Exercise materials Start Marker

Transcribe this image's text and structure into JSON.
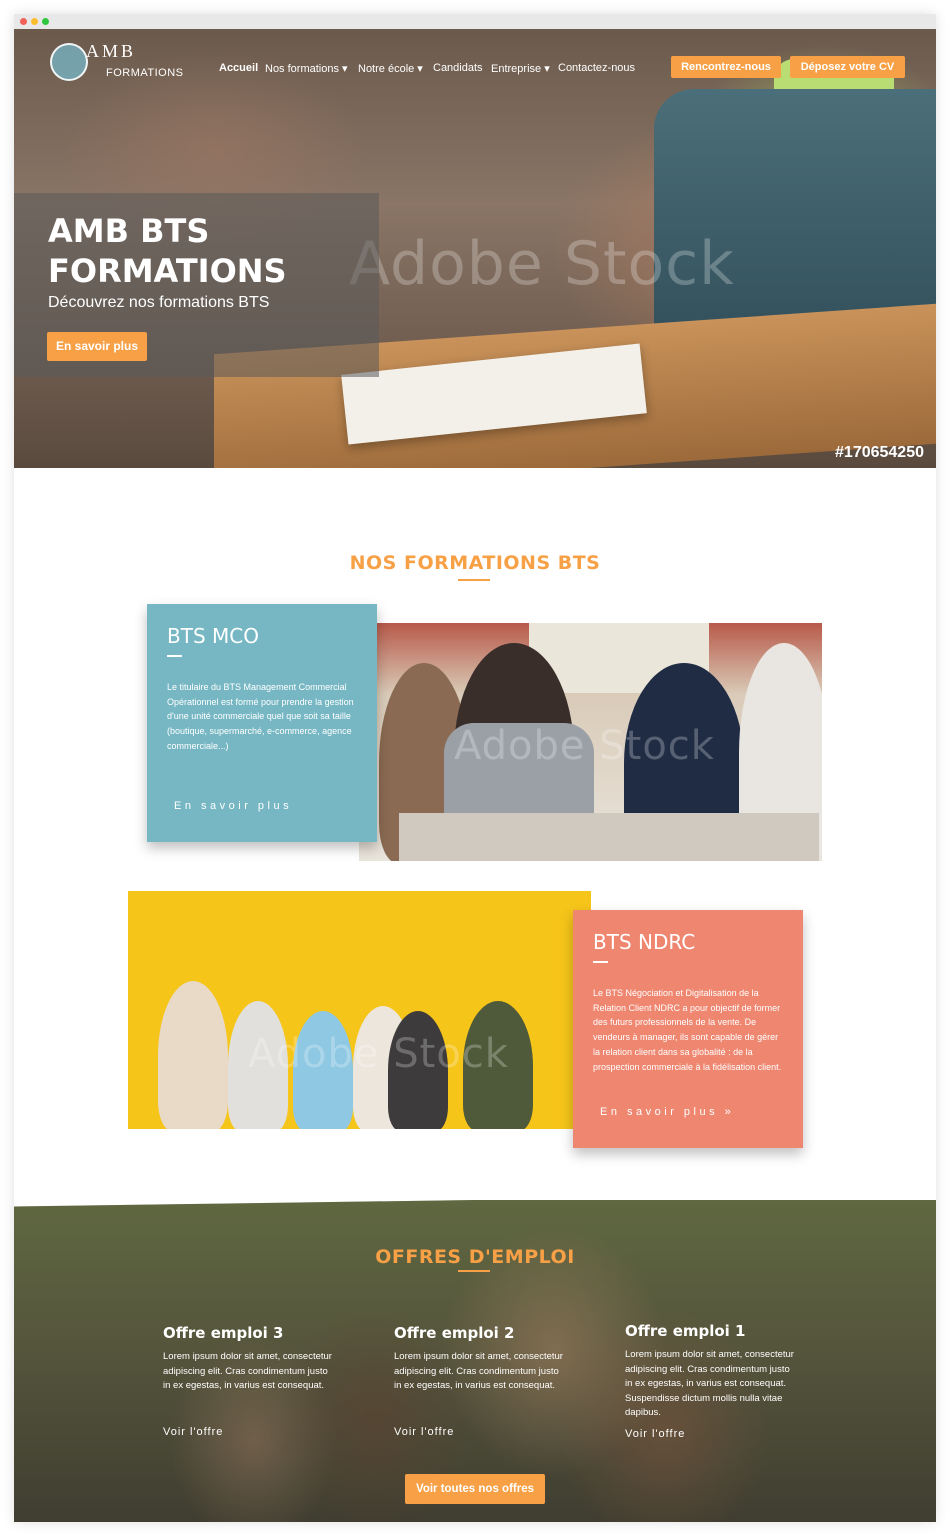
{
  "nav": {
    "logo_main": "AMB",
    "logo_sub": "FORMATIONS",
    "items": [
      "Accueil",
      "Nos formations ▾",
      "Notre école ▾",
      "Candidats",
      "Entreprise ▾",
      "Contactez-nous"
    ],
    "cta1": "Rencontrez-nous",
    "cta2": "Déposez votre CV"
  },
  "hero": {
    "title": "AMB BTS FORMATIONS",
    "subtitle": "Découvrez nos formations BTS",
    "button": "En savoir plus",
    "watermark": "Adobe Stock",
    "stock_id": "#170654250"
  },
  "formations": {
    "title": "NOS FORMATIONS BTS",
    "mco": {
      "title": "BTS MCO",
      "text": "Le titulaire du BTS Management Commercial Opérationnel est formé pour prendre la gestion d'une unité commerciale quel que soit sa taille (boutique, supermarché, e-commerce, agence commerciale...)",
      "link": "En savoir plus"
    },
    "ndrc": {
      "title": "BTS NDRC",
      "text": "Le BTS Négociation et Digitalisation de la Relation Client NDRC a pour objectif de former des futurs professionnels de la vente. De vendeurs à manager, ils sont capable de gérer la relation client dans sa globalité : de la prospection commerciale à la fidélisation client.",
      "link": "En savoir plus »"
    },
    "watermark": "Adobe Stock"
  },
  "offres": {
    "title": "OFFRES D'EMPLOI",
    "items": [
      {
        "title": "Offre emploi 3",
        "text": "Lorem ipsum dolor sit amet, consectetur adipiscing elit. Cras condimentum justo in ex egestas, in varius est consequat.",
        "link": "Voir l'offre"
      },
      {
        "title": "Offre emploi 2",
        "text": "Lorem ipsum dolor sit amet, consectetur adipiscing elit. Cras condimentum justo in ex egestas, in varius est consequat.",
        "link": "Voir l'offre"
      },
      {
        "title": "Offre emploi 1",
        "text": "Lorem ipsum dolor sit amet, consectetur adipiscing elit. Cras condimentum justo in ex egestas, in varius est consequat. Suspendisse dictum mollis nulla vitae dapibus.",
        "link": "Voir l'offre"
      }
    ],
    "button": "Voir toutes nos offres"
  },
  "colors": {
    "accent": "#f7a046",
    "mco": "#76b7c3",
    "ndrc": "#ee8670"
  }
}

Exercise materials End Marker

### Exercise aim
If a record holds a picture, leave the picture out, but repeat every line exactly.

### Result for this task
Transcribe this image's text and structure into JSON.
{
  "nav": {
    "logo_main": "AMB",
    "logo_sub": "FORMATIONS",
    "items": [
      "Accueil",
      "Nos formations ▾",
      "Notre école ▾",
      "Candidats",
      "Entreprise ▾",
      "Contactez-nous"
    ],
    "cta1": "Rencontrez-nous",
    "cta2": "Déposez votre CV"
  },
  "hero": {
    "title": "AMB BTS FORMATIONS",
    "subtitle": "Découvrez nos formations BTS",
    "button": "En savoir plus",
    "watermark": "Adobe Stock",
    "stock_id": "#170654250"
  },
  "formations": {
    "title": "NOS FORMATIONS BTS",
    "mco": {
      "title": "BTS MCO",
      "text": "Le titulaire du BTS Management Commercial Opérationnel est formé pour prendre la gestion d'une unité commerciale quel que soit sa taille (boutique, supermarché, e-commerce, agence commerciale...)",
      "link": "En savoir plus"
    },
    "ndrc": {
      "title": "BTS NDRC",
      "text": "Le BTS Négociation et Digitalisation de la Relation Client NDRC a pour objectif de former des futurs professionnels de la vente. De vendeurs à manager, ils sont capable de gérer la relation client dans sa globalité : de la prospection commerciale à la fidélisation client.",
      "link": "En savoir plus »"
    },
    "watermark": "Adobe Stock"
  },
  "offres": {
    "title": "OFFRES D'EMPLOI",
    "items": [
      {
        "title": "Offre emploi 3",
        "text": "Lorem ipsum dolor sit amet, consectetur adipiscing elit. Cras condimentum justo in ex egestas, in varius est consequat.",
        "link": "Voir l'offre"
      },
      {
        "title": "Offre emploi 2",
        "text": "Lorem ipsum dolor sit amet, consectetur adipiscing elit. Cras condimentum justo in ex egestas, in varius est consequat.",
        "link": "Voir l'offre"
      },
      {
        "title": "Offre emploi 1",
        "text": "Lorem ipsum dolor sit amet, consectetur adipiscing elit. Cras condimentum justo in ex egestas, in varius est consequat. Suspendisse dictum mollis nulla vitae dapibus.",
        "link": "Voir l'offre"
      }
    ],
    "button": "Voir toutes nos offres"
  },
  "colors": {
    "accent": "#f7a046",
    "mco": "#76b7c3",
    "ndrc": "#ee8670"
  }
}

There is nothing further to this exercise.